According to the article, mites proliferate in warm, humid climates. They are almost nonexistent in places like New Mexico but thrive in tropical areas like Florida. Some experts also say that if the facility is full of static electricity, there are likely no mites at the moment.

But if the temperature and humidity rise, watch out. About one in four Americans has some type of allergy, and within that group about two-thirds are allergic to dust mites, said Dr. James Sublett, an allergist in Louisville, Ky., who is chairman of the Indoor Allergen Committee of the American College of Allergy, Asthma and Immunology.

To identify whehter or not a person is alergic, the article suggestes asking the following questions: Does that person have persistent sniffles and sinus headaches? Do they often wake up with scratchy eyes? Do they sneeze repeatedly first thing in the morning?

If it is identified that occupants are affected by dust mites, appropriate steps should be taken to eliminate them. Mites multiply quickly in high humidity and can take up residence in sheets and blankets in a matter of days. Therefore, it is important to wash bedding (including comforters and duvet covers) weekly in hot water and use a hot dryer. It is not necessary to replace them with new linens. Experts also recommend using special mite-proof covers.

The new covers are made of old-fashioned typewriter ribbon material, which has a tight weave that does not allow mites to penetrate but is soft to the touch. Be sure you get covers from a reputable compan. Covers cost $15 to $40 for pillows and $100 or more for mattresses.

If allergies are severe, doctors may also suggest removing carpets, or at least from the bedroom, and use Venetian blinds rather than fabric drapes.
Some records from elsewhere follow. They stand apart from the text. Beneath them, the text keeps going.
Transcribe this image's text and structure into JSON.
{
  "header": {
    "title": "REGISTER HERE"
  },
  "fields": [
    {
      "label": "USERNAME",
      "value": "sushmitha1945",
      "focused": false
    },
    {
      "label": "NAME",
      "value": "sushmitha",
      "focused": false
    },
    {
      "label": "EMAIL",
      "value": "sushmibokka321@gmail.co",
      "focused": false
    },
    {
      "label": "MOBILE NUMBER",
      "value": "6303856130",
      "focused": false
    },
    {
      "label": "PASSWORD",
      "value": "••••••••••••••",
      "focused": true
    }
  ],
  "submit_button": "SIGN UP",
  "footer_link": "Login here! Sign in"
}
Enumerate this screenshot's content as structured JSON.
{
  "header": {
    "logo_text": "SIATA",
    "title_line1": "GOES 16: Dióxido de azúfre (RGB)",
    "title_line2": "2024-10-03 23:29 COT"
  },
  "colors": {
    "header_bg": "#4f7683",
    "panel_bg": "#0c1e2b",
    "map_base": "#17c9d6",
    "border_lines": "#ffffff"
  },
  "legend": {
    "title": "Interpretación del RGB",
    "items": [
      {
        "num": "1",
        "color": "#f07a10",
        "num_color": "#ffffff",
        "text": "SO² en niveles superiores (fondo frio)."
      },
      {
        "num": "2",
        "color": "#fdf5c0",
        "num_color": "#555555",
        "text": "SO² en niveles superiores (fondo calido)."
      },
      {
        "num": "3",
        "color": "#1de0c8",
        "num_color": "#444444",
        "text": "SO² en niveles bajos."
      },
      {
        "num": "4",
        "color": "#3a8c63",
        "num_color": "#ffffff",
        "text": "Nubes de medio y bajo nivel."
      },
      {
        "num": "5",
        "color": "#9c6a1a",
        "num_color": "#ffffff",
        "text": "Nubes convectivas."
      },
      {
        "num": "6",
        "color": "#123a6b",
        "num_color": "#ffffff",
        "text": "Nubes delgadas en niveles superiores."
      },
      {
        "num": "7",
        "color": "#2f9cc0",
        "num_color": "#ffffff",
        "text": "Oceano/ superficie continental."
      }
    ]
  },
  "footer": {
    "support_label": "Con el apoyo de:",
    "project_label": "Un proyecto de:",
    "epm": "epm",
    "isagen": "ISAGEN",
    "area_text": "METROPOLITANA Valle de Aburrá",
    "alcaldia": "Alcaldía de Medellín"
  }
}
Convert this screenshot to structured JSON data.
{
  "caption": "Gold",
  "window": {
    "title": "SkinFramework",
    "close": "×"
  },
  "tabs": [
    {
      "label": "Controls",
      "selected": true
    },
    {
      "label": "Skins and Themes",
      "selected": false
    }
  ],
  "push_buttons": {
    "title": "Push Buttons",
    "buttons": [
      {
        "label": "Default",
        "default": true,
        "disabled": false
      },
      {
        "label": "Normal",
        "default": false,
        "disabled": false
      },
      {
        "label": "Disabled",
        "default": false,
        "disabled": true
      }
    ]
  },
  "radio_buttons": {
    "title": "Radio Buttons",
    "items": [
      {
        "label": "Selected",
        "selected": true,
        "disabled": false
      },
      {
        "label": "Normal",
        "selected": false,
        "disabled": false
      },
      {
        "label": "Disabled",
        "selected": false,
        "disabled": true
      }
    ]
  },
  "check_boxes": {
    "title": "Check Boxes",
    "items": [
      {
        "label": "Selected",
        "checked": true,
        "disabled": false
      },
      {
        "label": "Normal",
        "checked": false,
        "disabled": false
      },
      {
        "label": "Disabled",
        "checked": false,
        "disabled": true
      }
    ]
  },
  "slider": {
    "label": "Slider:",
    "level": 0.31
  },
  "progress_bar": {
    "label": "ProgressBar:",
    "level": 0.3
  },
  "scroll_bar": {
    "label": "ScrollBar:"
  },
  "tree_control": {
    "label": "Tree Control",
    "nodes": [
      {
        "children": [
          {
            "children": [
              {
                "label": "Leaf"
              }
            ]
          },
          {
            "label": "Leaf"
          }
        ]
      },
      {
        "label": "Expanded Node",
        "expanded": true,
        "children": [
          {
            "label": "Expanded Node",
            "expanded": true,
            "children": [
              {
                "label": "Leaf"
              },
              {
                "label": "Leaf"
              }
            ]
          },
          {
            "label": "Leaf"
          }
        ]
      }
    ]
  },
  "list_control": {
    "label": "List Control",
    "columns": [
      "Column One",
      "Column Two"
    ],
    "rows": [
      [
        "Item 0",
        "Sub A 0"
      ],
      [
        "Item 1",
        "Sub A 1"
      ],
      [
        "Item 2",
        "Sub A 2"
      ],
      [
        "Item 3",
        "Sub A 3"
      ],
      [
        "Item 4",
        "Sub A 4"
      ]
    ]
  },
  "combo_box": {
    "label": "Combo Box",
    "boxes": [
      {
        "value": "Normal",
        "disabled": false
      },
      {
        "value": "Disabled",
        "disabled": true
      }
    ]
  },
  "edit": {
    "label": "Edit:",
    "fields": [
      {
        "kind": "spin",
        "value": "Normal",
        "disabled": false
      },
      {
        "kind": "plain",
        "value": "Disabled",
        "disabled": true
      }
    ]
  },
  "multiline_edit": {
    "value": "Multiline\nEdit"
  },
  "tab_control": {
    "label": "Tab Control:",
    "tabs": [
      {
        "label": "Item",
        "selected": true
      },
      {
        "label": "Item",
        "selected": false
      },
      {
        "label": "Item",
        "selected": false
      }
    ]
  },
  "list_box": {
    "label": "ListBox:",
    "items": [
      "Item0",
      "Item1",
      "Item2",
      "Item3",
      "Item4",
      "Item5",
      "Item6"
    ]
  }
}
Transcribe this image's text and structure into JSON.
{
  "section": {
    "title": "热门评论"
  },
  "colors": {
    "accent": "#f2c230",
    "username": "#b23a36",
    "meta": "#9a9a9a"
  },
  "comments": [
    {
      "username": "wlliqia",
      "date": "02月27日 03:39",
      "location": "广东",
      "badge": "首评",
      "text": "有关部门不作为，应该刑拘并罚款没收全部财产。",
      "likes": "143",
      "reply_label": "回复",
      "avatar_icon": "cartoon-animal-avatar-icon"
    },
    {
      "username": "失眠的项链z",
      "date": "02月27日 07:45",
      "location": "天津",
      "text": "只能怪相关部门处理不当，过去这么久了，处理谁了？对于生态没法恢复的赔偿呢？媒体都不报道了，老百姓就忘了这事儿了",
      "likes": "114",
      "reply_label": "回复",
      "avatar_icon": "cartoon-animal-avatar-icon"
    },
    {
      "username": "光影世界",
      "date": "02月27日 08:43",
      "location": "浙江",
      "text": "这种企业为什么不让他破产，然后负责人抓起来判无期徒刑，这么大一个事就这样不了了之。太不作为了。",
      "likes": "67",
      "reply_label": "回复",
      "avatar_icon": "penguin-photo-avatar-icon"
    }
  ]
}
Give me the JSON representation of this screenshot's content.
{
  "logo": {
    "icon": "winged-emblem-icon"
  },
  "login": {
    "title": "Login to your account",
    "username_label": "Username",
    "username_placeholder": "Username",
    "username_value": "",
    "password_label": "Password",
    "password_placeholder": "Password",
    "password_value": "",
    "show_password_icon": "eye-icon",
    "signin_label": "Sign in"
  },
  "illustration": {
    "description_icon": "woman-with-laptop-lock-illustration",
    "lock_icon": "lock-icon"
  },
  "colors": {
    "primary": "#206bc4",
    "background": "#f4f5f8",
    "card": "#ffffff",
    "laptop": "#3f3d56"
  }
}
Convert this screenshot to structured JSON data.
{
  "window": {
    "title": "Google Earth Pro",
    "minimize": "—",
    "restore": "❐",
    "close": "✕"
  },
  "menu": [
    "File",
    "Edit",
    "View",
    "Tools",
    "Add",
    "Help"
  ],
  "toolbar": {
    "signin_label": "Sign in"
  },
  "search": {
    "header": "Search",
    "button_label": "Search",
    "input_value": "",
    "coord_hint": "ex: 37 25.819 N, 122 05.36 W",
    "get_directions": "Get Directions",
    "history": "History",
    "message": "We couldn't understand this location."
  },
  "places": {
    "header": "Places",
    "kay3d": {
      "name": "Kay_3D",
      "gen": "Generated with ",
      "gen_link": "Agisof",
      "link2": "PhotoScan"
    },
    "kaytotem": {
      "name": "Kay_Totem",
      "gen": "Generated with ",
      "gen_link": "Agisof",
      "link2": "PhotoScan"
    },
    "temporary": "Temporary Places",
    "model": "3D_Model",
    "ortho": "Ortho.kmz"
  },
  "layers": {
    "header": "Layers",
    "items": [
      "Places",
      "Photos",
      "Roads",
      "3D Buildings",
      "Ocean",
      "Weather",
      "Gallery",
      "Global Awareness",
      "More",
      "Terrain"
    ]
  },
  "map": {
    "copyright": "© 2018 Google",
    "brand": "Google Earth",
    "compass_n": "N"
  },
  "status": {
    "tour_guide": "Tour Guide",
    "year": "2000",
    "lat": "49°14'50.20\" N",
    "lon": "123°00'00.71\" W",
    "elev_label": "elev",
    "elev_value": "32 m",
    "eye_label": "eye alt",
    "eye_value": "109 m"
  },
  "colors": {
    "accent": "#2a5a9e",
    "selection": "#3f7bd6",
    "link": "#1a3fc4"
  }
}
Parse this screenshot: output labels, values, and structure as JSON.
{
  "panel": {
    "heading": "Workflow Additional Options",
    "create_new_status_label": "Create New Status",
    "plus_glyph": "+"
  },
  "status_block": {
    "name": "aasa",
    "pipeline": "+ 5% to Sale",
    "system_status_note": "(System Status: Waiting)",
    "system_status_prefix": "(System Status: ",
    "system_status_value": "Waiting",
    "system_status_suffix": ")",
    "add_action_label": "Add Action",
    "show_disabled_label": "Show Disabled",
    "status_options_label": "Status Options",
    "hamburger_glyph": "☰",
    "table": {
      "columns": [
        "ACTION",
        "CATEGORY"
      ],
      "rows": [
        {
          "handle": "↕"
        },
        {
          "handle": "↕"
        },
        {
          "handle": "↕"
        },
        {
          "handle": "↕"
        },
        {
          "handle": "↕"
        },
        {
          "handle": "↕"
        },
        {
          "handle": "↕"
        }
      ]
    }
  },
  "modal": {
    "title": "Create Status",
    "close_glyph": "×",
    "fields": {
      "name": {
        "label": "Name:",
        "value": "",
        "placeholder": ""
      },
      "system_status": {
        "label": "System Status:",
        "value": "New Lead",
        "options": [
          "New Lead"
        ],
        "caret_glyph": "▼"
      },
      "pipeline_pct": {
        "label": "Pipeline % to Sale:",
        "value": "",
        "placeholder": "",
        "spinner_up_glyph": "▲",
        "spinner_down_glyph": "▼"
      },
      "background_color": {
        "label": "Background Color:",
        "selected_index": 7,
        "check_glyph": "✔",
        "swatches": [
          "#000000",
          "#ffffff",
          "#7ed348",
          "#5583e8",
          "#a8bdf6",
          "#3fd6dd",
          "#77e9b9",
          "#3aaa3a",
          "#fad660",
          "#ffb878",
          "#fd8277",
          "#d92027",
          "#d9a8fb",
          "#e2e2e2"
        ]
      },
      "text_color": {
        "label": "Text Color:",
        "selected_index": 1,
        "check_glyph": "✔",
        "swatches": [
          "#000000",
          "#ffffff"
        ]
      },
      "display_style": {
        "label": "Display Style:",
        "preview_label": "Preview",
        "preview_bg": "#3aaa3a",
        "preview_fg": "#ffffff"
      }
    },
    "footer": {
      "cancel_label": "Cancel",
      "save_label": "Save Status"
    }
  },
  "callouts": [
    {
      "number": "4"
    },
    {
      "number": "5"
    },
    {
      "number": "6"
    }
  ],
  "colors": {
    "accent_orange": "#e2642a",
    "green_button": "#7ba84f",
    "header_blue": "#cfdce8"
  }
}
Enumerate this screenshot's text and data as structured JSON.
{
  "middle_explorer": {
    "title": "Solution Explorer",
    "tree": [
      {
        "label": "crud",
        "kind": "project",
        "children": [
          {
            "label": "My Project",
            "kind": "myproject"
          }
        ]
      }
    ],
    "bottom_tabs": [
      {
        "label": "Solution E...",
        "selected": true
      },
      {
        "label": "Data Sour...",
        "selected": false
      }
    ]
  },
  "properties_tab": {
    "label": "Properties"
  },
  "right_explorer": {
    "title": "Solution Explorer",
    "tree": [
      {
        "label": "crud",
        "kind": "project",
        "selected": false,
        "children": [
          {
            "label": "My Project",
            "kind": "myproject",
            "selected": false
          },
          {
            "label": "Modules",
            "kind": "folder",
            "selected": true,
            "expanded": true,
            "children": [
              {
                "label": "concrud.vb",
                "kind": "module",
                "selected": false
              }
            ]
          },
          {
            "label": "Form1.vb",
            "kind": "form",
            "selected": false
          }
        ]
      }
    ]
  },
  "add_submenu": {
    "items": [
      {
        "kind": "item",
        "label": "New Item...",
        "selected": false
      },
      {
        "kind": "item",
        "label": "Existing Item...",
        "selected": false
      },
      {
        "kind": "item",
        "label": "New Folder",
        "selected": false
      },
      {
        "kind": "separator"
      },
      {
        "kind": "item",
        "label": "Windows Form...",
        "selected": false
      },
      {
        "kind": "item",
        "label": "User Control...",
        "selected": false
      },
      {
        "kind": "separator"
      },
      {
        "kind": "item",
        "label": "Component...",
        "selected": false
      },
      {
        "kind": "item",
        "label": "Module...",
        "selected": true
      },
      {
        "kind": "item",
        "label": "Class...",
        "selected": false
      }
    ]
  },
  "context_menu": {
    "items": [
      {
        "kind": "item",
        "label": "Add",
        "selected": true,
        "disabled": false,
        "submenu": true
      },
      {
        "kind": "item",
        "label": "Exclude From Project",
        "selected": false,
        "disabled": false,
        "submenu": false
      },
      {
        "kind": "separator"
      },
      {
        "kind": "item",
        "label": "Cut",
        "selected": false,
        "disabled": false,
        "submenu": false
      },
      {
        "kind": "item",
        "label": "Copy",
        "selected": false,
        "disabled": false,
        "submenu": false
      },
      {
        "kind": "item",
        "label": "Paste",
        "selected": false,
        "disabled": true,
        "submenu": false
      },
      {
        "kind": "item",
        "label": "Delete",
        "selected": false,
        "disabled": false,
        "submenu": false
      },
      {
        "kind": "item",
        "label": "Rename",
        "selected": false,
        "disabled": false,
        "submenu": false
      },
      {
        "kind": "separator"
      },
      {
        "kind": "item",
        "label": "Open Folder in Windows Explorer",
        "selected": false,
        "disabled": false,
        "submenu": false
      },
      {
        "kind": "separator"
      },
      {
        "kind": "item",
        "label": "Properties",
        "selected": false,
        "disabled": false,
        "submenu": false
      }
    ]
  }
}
Dust mites take refuge in carpets but can’t live on hard surfaces like wood floors or plastic.

Click here to read this full report.